(Records contained in a dataset)

-=-=-=-=-

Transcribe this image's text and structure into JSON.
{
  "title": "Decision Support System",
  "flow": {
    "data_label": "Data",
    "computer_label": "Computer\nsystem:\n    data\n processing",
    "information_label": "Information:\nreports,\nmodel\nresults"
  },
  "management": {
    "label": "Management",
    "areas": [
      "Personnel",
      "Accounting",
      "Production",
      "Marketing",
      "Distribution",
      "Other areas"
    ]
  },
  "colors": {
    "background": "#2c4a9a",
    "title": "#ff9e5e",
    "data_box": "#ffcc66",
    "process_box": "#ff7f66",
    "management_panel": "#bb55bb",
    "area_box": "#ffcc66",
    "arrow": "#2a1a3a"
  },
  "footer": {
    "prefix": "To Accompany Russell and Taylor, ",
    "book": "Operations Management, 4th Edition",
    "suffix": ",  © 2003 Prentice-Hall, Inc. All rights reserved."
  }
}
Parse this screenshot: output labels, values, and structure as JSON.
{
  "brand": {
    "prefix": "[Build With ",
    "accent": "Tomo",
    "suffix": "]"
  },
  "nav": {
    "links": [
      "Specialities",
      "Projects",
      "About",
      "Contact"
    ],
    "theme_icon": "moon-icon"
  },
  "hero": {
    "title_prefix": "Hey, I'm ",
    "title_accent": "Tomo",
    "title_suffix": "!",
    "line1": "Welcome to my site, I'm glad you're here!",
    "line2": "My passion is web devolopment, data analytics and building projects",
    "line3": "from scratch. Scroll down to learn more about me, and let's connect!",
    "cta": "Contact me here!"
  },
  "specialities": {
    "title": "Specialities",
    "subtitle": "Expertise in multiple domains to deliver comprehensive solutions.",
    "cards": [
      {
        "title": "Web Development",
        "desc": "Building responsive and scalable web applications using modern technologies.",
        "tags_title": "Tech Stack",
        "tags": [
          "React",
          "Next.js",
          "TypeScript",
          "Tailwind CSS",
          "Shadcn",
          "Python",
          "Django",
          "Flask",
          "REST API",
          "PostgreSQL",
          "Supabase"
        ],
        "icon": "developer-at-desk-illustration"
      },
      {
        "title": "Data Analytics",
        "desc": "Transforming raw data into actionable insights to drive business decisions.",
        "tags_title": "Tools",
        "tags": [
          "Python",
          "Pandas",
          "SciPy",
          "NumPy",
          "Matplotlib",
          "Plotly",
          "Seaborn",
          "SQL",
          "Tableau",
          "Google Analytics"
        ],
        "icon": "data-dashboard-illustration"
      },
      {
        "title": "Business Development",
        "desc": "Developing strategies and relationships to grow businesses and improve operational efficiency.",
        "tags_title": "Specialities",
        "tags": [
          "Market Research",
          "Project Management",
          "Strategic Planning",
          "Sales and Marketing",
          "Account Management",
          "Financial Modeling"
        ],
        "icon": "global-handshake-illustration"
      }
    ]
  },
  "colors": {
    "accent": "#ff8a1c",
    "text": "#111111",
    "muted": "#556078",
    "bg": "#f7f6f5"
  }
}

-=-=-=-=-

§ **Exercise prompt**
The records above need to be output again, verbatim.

§ **Answer for this exercise**
Transcribe this image's text and structure into JSON.
{
  "title": "Decision Support System",
  "flow": {
    "data_label": "Data",
    "computer_label": "Computer\nsystem:\n    data\n processing",
    "information_label": "Information:\nreports,\nmodel\nresults"
  },
  "management": {
    "label": "Management",
    "areas": [
      "Personnel",
      "Accounting",
      "Production",
      "Marketing",
      "Distribution",
      "Other areas"
    ]
  },
  "colors": {
    "background": "#2c4a9a",
    "title": "#ff9e5e",
    "data_box": "#ffcc66",
    "process_box": "#ff7f66",
    "management_panel": "#bb55bb",
    "area_box": "#ffcc66",
    "arrow": "#2a1a3a"
  },
  "footer": {
    "prefix": "To Accompany Russell and Taylor, ",
    "book": "Operations Management, 4th Edition",
    "suffix": ",  © 2003 Prentice-Hall, Inc. All rights reserved."
  }
}
Parse this screenshot: output labels, values, and structure as JSON.
{
  "brand": {
    "prefix": "[Build With ",
    "accent": "Tomo",
    "suffix": "]"
  },
  "nav": {
    "links": [
      "Specialities",
      "Projects",
      "About",
      "Contact"
    ],
    "theme_icon": "moon-icon"
  },
  "hero": {
    "title_prefix": "Hey, I'm ",
    "title_accent": "Tomo",
    "title_suffix": "!",
    "line1": "Welcome to my site, I'm glad you're here!",
    "line2": "My passion is web devolopment, data analytics and building projects",
    "line3": "from scratch. Scroll down to learn more about me, and let's connect!",
    "cta": "Contact me here!"
  },
  "specialities": {
    "title": "Specialities",
    "subtitle": "Expertise in multiple domains to deliver comprehensive solutions.",
    "cards": [
      {
        "title": "Web Development",
        "desc": "Building responsive and scalable web applications using modern technologies.",
        "tags_title": "Tech Stack",
        "tags": [
          "React",
          "Next.js",
          "TypeScript",
          "Tailwind CSS",
          "Shadcn",
          "Python",
          "Django",
          "Flask",
          "REST API",
          "PostgreSQL",
          "Supabase"
        ],
        "icon": "developer-at-desk-illustration"
      },
      {
        "title": "Data Analytics",
        "desc": "Transforming raw data into actionable insights to drive business decisions.",
        "tags_title": "Tools",
        "tags": [
          "Python",
          "Pandas",
          "SciPy",
          "NumPy",
          "Matplotlib",
          "Plotly",
          "Seaborn",
          "SQL",
          "Tableau",
          "Google Analytics"
        ],
        "icon": "data-dashboard-illustration"
      },
      {
        "title": "Business Development",
        "desc": "Developing strategies and relationships to grow businesses and improve operational efficiency.",
        "tags_title": "Specialities",
        "tags": [
          "Market Research",
          "Project Management",
          "Strategic Planning",
          "Sales and Marketing",
          "Account Management",
          "Financial Modeling"
        ],
        "icon": "global-handshake-illustration"
      }
    ]
  },
  "colors": {
    "accent": "#ff8a1c",
    "text": "#111111",
    "muted": "#556078",
    "bg": "#f7f6f5"
  }
}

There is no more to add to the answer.